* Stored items
::::::::::

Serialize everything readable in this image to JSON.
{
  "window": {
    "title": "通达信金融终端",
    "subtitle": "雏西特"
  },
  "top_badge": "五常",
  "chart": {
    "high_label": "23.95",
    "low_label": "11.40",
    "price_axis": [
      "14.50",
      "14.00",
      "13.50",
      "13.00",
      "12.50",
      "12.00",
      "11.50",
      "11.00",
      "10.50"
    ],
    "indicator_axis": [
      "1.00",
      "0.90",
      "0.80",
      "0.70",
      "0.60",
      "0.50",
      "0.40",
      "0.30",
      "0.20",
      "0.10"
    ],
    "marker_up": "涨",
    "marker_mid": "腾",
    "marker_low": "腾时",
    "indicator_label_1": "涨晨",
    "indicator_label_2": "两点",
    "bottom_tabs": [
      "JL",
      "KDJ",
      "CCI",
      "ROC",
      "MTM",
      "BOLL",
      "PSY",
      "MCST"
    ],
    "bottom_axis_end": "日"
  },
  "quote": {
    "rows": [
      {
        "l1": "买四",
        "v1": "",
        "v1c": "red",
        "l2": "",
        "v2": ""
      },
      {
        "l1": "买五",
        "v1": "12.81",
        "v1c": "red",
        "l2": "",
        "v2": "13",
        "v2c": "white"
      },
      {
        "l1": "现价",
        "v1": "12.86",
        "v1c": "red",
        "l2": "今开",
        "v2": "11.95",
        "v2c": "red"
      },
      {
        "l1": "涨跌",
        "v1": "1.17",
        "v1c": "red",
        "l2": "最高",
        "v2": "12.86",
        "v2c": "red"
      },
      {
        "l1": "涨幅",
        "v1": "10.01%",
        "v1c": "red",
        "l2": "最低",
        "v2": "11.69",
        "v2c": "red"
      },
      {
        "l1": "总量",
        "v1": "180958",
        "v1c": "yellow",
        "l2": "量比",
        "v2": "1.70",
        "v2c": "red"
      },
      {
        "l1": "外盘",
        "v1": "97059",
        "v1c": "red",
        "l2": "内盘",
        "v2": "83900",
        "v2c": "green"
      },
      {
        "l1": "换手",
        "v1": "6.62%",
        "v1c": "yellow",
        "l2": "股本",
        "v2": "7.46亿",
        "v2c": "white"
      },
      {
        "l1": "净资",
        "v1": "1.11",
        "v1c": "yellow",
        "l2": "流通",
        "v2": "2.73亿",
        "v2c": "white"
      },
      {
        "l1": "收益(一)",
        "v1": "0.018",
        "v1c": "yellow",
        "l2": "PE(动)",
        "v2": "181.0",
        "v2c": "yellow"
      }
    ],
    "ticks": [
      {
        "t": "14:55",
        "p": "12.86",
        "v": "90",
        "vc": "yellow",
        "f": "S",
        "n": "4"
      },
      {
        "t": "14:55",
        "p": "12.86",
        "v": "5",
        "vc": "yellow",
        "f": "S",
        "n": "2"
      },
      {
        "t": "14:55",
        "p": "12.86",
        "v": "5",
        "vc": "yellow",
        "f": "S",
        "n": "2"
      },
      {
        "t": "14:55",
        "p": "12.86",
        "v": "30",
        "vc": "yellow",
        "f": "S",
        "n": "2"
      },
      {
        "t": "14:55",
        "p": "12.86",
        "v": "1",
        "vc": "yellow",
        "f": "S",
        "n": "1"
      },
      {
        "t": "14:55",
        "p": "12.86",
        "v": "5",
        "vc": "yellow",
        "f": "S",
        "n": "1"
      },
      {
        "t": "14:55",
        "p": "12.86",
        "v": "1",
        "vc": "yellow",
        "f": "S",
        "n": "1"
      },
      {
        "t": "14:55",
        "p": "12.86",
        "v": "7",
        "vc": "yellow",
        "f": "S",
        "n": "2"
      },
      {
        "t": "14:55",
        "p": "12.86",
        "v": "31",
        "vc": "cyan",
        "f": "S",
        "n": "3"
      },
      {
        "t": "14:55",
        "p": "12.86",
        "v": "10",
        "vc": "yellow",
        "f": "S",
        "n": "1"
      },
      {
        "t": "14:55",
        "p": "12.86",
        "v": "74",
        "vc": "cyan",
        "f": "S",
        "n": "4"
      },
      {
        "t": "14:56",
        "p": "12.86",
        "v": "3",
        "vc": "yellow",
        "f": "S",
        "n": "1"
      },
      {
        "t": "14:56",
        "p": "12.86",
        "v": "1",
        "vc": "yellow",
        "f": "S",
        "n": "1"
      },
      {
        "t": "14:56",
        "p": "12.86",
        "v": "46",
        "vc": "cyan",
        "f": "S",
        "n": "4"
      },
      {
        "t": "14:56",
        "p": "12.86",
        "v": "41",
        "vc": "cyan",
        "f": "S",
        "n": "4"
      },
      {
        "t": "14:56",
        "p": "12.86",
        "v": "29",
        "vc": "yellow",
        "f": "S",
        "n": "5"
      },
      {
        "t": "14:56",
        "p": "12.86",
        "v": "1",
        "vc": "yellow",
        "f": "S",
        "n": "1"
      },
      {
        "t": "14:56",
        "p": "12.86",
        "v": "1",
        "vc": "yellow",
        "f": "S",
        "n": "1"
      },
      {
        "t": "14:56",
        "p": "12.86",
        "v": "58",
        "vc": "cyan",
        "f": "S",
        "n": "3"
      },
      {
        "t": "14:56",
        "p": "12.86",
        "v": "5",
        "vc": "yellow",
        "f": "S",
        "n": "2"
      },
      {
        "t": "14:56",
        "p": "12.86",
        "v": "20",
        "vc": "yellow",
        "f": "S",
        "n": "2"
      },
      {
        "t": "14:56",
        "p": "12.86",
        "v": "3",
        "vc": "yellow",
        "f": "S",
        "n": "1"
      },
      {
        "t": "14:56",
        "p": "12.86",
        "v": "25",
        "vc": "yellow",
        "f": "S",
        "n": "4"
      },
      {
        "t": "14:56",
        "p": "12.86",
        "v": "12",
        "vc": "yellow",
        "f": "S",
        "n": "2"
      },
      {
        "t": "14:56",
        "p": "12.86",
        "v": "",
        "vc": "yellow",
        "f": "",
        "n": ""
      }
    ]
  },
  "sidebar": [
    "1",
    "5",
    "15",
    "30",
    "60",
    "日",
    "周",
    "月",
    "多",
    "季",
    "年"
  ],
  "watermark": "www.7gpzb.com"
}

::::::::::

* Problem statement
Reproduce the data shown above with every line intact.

* Solved exercise
Serialize everything readable in this image to JSON.
{
  "window": {
    "title": "通达信金融终端",
    "subtitle": "雏西特"
  },
  "top_badge": "五常",
  "chart": {
    "high_label": "23.95",
    "low_label": "11.40",
    "price_axis": [
      "14.50",
      "14.00",
      "13.50",
      "13.00",
      "12.50",
      "12.00",
      "11.50",
      "11.00",
      "10.50"
    ],
    "indicator_axis": [
      "1.00",
      "0.90",
      "0.80",
      "0.70",
      "0.60",
      "0.50",
      "0.40",
      "0.30",
      "0.20",
      "0.10"
    ],
    "marker_up": "涨",
    "marker_mid": "腾",
    "marker_low": "腾时",
    "indicator_label_1": "涨晨",
    "indicator_label_2": "两点",
    "bottom_tabs": [
      "JL",
      "KDJ",
      "CCI",
      "ROC",
      "MTM",
      "BOLL",
      "PSY",
      "MCST"
    ],
    "bottom_axis_end": "日"
  },
  "quote": {
    "rows": [
      {
        "l1": "买四",
        "v1": "",
        "v1c": "red",
        "l2": "",
        "v2": ""
      },
      {
        "l1": "买五",
        "v1": "12.81",
        "v1c": "red",
        "l2": "",
        "v2": "13",
        "v2c": "white"
      },
      {
        "l1": "现价",
        "v1": "12.86",
        "v1c": "red",
        "l2": "今开",
        "v2": "11.95",
        "v2c": "red"
      },
      {
        "l1": "涨跌",
        "v1": "1.17",
        "v1c": "red",
        "l2": "最高",
        "v2": "12.86",
        "v2c": "red"
      },
      {
        "l1": "涨幅",
        "v1": "10.01%",
        "v1c": "red",
        "l2": "最低",
        "v2": "11.69",
        "v2c": "red"
      },
      {
        "l1": "总量",
        "v1": "180958",
        "v1c": "yellow",
        "l2": "量比",
        "v2": "1.70",
        "v2c": "red"
      },
      {
        "l1": "外盘",
        "v1": "97059",
        "v1c": "red",
        "l2": "内盘",
        "v2": "83900",
        "v2c": "green"
      },
      {
        "l1": "换手",
        "v1": "6.62%",
        "v1c": "yellow",
        "l2": "股本",
        "v2": "7.46亿",
        "v2c": "white"
      },
      {
        "l1": "净资",
        "v1": "1.11",
        "v1c": "yellow",
        "l2": "流通",
        "v2": "2.73亿",
        "v2c": "white"
      },
      {
        "l1": "收益(一)",
        "v1": "0.018",
        "v1c": "yellow",
        "l2": "PE(动)",
        "v2": "181.0",
        "v2c": "yellow"
      }
    ],
    "ticks": [
      {
        "t": "14:55",
        "p": "12.86",
        "v": "90",
        "vc": "yellow",
        "f": "S",
        "n": "4"
      },
      {
        "t": "14:55",
        "p": "12.86",
        "v": "5",
        "vc": "yellow",
        "f": "S",
        "n": "2"
      },
      {
        "t": "14:55",
        "p": "12.86",
        "v": "5",
        "vc": "yellow",
        "f": "S",
        "n": "2"
      },
      {
        "t": "14:55",
        "p": "12.86",
        "v": "30",
        "vc": "yellow",
        "f": "S",
        "n": "2"
      },
      {
        "t": "14:55",
        "p": "12.86",
        "v": "1",
        "vc": "yellow",
        "f": "S",
        "n": "1"
      },
      {
        "t": "14:55",
        "p": "12.86",
        "v": "5",
        "vc": "yellow",
        "f": "S",
        "n": "1"
      },
      {
        "t": "14:55",
        "p": "12.86",
        "v": "1",
        "vc": "yellow",
        "f": "S",
        "n": "1"
      },
      {
        "t": "14:55",
        "p": "12.86",
        "v": "7",
        "vc": "yellow",
        "f": "S",
        "n": "2"
      },
      {
        "t": "14:55",
        "p": "12.86",
        "v": "31",
        "vc": "cyan",
        "f": "S",
        "n": "3"
      },
      {
        "t": "14:55",
        "p": "12.86",
        "v": "10",
        "vc": "yellow",
        "f": "S",
        "n": "1"
      },
      {
        "t": "14:55",
        "p": "12.86",
        "v": "74",
        "vc": "cyan",
        "f": "S",
        "n": "4"
      },
      {
        "t": "14:56",
        "p": "12.86",
        "v": "3",
        "vc": "yellow",
        "f": "S",
        "n": "1"
      },
      {
        "t": "14:56",
        "p": "12.86",
        "v": "1",
        "vc": "yellow",
        "f": "S",
        "n": "1"
      },
      {
        "t": "14:56",
        "p": "12.86",
        "v": "46",
        "vc": "cyan",
        "f": "S",
        "n": "4"
      },
      {
        "t": "14:56",
        "p": "12.86",
        "v": "41",
        "vc": "cyan",
        "f": "S",
        "n": "4"
      },
      {
        "t": "14:56",
        "p": "12.86",
        "v": "29",
        "vc": "yellow",
        "f": "S",
        "n": "5"
      },
      {
        "t": "14:56",
        "p": "12.86",
        "v": "1",
        "vc": "yellow",
        "f": "S",
        "n": "1"
      },
      {
        "t": "14:56",
        "p": "12.86",
        "v": "1",
        "vc": "yellow",
        "f": "S",
        "n": "1"
      },
      {
        "t": "14:56",
        "p": "12.86",
        "v": "58",
        "vc": "cyan",
        "f": "S",
        "n": "3"
      },
      {
        "t": "14:56",
        "p": "12.86",
        "v": "5",
        "vc": "yellow",
        "f": "S",
        "n": "2"
      },
      {
        "t": "14:56",
        "p": "12.86",
        "v": "20",
        "vc": "yellow",
        "f": "S",
        "n": "2"
      },
      {
        "t": "14:56",
        "p": "12.86",
        "v": "3",
        "vc": "yellow",
        "f": "S",
        "n": "1"
      },
      {
        "t": "14:56",
        "p": "12.86",
        "v": "25",
        "vc": "yellow",
        "f": "S",
        "n": "4"
      },
      {
        "t": "14:56",
        "p": "12.86",
        "v": "12",
        "vc": "yellow",
        "f": "S",
        "n": "2"
      },
      {
        "t": "14:56",
        "p": "12.86",
        "v": "",
        "vc": "yellow",
        "f": "",
        "n": ""
      }
    ]
  },
  "sidebar": [
    "1",
    "5",
    "15",
    "30",
    "60",
    "日",
    "周",
    "月",
    "多",
    "季",
    "年"
  ],
  "watermark": "www.7gpzb.com"
}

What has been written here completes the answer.